According to them several abandoned independent power projects (IPPs) including stranded transmission substations, across the country have not been able to be energised and connected to the grid system due to some of these bottlenecks.

They insisted that Nigeria has continued to battle power transmission challenges, with frequent disruptions in power supply to consumers across the country due to grid failures.

They however noted that the excuse presented by the Federal Government is not enough reason to abandon power projects, insisting that the Minister of Power should do more than apportioning blame.

Dr Godwin Orovwiroro, MD/CEO of of Winman Nigeria Limited and former Regional Head, Port Harcourt Electricity Distribution Company (PHED), in a recent chat with EnergyDay, stressed that the excuse given by the Government is not a justifiable reason for the discontinuation of power projects in the country.

Dr. Orovwiroro noted that the issue of right of way should have been factored in the development plan, even before the  commencement of the project. He advised the Government to push further on obtaining RoWs for the continuation of the abandoned projects, following due processes which includes proper compensation of the host communities.

“Again these are excuses. A component of transmission projects is right of way acquisition that involve compensation for economic trees and resettlement programs which are usually identified during stakeholder mapping and engagements. “If the proper procedures were adhered to, the issue will not arise. Let the right things be done,” he said.

Mr Andrew Johnson, energy industry expert and Project Manager, Senior at Oskajo & Partners Ltd, who shared a similar view with Dr.Orovwiroro told EnergyDay that the problem of the Nigerian power sector cannot be limited to the RoW challenge of uncompleted power projects because there several other transmission lines that can serve as alternatives for power supply.

He pointed out that gas challenges at the generation plants is the major cause of frequent technical faults on the power grid. This can be traced to the inability of the Nigerian Bulk Electricity Trading (NBET) to settle outstanding invoices for electricity generated.

Johnson explained that the sudden shut down of operations by the GenCos due to insufficient gas supply to their plants usually affects the grid.

“I am sure you know that our National grid is designed in a ring main unit system. It is not arterial. It is built with redundancies and alternate supply options.

“The 330kv Benin North-Oshogbo Transmission Line can’t be what is affecting the nation. At best it could have been isolated and the alternate Ajaokuta artery or Benin South Transmission lines used.”Yes, I agree that the transmission line can be a contributing factor, but at the heart of it all is the gas supply to the GenCos. That is the issue leading to grid collapse.

“Gencos are shutting down their plants without notice to the Osogbo control center, therefore making it difficult to plan for load shedding and outages.”But the Benin North-Osogbo Transmission Line the Minister mentioned is a green field project. It is not about reconductoring. So, what happened to the old line that has been in use since the commissioning of Sapele and Ughelli GenCo?” he said.

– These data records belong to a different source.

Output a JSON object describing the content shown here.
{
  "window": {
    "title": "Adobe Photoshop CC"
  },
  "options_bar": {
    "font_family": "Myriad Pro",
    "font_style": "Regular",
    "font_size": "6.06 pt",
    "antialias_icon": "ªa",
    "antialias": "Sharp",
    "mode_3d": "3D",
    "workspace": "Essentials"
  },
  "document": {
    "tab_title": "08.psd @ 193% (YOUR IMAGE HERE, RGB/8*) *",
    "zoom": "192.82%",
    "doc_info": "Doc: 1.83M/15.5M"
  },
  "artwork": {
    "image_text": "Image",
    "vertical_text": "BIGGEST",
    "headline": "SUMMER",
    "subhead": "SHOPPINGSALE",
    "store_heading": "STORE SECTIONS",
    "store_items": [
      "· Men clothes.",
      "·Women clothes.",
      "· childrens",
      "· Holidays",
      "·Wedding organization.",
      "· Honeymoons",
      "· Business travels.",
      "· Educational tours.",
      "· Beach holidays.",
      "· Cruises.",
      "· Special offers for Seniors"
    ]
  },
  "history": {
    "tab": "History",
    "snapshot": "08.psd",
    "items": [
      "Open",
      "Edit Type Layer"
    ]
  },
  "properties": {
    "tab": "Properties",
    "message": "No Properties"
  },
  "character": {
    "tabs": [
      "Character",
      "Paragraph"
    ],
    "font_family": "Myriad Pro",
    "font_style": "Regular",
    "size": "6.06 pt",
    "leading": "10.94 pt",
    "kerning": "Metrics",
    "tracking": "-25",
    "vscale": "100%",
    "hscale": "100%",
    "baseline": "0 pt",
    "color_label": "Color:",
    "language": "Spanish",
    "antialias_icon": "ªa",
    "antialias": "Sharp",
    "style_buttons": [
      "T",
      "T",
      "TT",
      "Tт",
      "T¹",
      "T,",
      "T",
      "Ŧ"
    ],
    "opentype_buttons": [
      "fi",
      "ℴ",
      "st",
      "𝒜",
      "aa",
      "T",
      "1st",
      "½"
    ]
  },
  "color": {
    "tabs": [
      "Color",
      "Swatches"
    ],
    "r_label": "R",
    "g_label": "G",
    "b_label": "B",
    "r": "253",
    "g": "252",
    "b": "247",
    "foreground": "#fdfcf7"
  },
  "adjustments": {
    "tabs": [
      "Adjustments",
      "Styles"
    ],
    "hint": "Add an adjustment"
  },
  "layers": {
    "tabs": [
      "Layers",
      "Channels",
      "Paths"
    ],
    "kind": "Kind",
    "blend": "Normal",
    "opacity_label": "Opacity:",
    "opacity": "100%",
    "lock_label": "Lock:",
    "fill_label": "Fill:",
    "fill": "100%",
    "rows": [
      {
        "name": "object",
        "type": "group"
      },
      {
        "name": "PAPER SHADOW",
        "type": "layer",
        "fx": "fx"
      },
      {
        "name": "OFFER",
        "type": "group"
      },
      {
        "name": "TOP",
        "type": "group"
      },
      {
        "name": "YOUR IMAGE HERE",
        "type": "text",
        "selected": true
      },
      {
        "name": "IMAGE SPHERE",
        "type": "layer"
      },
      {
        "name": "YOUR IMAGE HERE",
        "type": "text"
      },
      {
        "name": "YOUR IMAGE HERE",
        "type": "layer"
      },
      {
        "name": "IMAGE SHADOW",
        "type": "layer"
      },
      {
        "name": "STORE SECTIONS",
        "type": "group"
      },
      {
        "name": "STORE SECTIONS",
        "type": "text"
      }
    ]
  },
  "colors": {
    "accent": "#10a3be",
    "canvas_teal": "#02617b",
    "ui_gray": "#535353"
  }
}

He added that some persons are frustrating the Government’s effort to continue with the projects for personal gains. “However the saboteurs in the system also engineer the communities, the Project-Affected Persons (PAPs) along the RoW so as to collect money from the system,” he said.